Feminisms work to correct the social gender imbalance, necessitating women's continued self-identification as feminist. There are several reasons noted for women choosing to identify: (1) exposure to feminist beliefs through education, (2) personal influences such as strong feminist role models, and (3) awareness of gender discrimination. The current research literature on feminism has largely omitted the dynamic and contextual factors that may influence this decision. This study sought to fill this gap by utilizing qualitative methodology to evaluate reasons why contemporary women choose to self-identify as feminist. Overall, the data indicate that a general desire for equality, empowerment, and the freedom to make choices are instrumental in the decision-making process. Further, exposure to feminism, both through education and personal role models, has also led to their self-identification. The implications of these findings, as well as suggestions for the continuation of the feminist movement are discussed.
All Science Journal Classification (ASJC) codes

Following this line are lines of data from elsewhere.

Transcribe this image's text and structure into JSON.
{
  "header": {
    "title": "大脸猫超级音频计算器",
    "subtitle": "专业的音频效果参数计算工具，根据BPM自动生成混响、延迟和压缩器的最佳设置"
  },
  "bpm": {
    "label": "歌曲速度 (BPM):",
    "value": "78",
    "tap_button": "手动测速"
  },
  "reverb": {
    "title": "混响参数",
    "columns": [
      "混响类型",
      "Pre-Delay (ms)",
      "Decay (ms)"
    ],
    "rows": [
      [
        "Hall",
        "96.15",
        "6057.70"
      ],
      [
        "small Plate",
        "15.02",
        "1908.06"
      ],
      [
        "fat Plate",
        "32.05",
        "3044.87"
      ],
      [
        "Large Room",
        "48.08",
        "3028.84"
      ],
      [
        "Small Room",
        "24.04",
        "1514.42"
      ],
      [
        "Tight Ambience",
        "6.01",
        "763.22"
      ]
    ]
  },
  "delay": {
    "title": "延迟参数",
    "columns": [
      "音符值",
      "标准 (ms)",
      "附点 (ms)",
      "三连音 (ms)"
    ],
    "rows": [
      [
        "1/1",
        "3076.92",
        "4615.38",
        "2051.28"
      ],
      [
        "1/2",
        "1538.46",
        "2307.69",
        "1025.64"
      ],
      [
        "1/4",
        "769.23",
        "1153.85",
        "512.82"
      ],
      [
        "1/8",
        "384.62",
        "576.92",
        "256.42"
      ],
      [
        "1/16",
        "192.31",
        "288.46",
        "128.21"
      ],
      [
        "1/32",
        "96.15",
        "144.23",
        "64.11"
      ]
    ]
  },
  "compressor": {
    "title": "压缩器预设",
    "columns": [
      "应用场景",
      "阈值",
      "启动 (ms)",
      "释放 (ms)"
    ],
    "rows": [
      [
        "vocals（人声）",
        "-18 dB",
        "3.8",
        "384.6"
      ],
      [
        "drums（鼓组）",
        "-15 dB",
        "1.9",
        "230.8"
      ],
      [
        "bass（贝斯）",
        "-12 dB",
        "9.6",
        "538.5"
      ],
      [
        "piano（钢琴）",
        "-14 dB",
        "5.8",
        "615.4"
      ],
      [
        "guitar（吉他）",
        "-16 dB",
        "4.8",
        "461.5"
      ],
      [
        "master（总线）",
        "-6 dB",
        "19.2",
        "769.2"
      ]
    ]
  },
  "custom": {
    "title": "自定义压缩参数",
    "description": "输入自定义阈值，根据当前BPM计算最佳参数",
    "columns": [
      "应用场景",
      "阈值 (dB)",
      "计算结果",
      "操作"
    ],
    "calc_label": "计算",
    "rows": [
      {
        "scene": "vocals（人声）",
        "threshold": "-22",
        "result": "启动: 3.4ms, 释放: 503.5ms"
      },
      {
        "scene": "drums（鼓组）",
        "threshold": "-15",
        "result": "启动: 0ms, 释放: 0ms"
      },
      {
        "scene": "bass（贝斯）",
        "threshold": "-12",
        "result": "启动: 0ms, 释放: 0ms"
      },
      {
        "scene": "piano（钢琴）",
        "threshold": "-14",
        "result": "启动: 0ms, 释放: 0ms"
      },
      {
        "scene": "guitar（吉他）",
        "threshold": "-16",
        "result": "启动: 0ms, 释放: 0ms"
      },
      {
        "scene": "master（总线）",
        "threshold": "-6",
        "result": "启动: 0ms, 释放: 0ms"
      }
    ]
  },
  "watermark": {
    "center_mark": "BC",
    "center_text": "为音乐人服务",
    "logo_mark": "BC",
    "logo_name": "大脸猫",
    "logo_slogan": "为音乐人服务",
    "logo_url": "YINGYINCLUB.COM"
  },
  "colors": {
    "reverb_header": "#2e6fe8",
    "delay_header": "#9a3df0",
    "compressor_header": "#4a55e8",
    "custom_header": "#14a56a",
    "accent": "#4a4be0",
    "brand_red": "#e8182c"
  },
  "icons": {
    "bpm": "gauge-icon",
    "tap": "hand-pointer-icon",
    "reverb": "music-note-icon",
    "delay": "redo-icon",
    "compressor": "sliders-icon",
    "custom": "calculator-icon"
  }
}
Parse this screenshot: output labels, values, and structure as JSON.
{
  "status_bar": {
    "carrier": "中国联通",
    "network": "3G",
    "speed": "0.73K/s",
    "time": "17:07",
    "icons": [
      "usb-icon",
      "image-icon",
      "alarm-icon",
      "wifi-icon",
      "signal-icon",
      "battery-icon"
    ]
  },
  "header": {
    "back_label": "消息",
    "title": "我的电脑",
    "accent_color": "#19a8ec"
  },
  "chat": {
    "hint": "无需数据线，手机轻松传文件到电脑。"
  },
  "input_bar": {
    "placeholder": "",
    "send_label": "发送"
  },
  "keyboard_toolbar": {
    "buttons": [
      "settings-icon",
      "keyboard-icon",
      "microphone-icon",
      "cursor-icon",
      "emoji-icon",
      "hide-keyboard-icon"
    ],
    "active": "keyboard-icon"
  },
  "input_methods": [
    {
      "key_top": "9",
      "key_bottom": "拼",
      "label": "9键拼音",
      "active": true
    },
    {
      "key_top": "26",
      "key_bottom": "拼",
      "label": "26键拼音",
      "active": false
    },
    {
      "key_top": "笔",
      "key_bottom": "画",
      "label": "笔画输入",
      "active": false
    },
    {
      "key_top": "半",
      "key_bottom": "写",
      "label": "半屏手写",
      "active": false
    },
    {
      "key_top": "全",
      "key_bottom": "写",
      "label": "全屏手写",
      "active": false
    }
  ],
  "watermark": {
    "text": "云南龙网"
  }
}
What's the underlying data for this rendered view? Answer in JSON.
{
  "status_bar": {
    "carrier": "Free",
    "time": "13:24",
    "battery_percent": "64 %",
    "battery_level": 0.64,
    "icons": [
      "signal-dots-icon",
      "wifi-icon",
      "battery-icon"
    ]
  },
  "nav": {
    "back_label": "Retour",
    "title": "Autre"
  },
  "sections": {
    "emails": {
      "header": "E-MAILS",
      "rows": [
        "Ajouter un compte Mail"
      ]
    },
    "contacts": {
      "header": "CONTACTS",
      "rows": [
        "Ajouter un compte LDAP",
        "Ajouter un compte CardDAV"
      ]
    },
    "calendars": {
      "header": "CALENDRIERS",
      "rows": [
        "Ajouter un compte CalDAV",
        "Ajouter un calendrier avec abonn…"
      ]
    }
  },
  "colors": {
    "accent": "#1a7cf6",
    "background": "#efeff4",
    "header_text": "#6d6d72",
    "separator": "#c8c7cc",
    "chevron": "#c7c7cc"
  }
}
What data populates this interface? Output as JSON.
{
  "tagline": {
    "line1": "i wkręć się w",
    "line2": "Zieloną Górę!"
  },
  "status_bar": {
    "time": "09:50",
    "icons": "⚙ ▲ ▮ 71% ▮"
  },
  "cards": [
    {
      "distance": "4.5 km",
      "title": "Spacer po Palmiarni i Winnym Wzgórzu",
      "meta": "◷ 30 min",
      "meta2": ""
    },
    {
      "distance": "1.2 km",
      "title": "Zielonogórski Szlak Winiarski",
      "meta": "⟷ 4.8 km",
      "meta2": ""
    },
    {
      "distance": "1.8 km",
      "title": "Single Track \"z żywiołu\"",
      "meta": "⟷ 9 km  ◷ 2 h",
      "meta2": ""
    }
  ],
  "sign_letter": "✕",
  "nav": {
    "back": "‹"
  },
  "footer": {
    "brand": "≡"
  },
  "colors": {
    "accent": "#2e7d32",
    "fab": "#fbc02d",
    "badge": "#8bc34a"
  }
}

- Gender Studies
- Arts and Humanities (miscellaneous)
- Social Sciences (miscellaneous)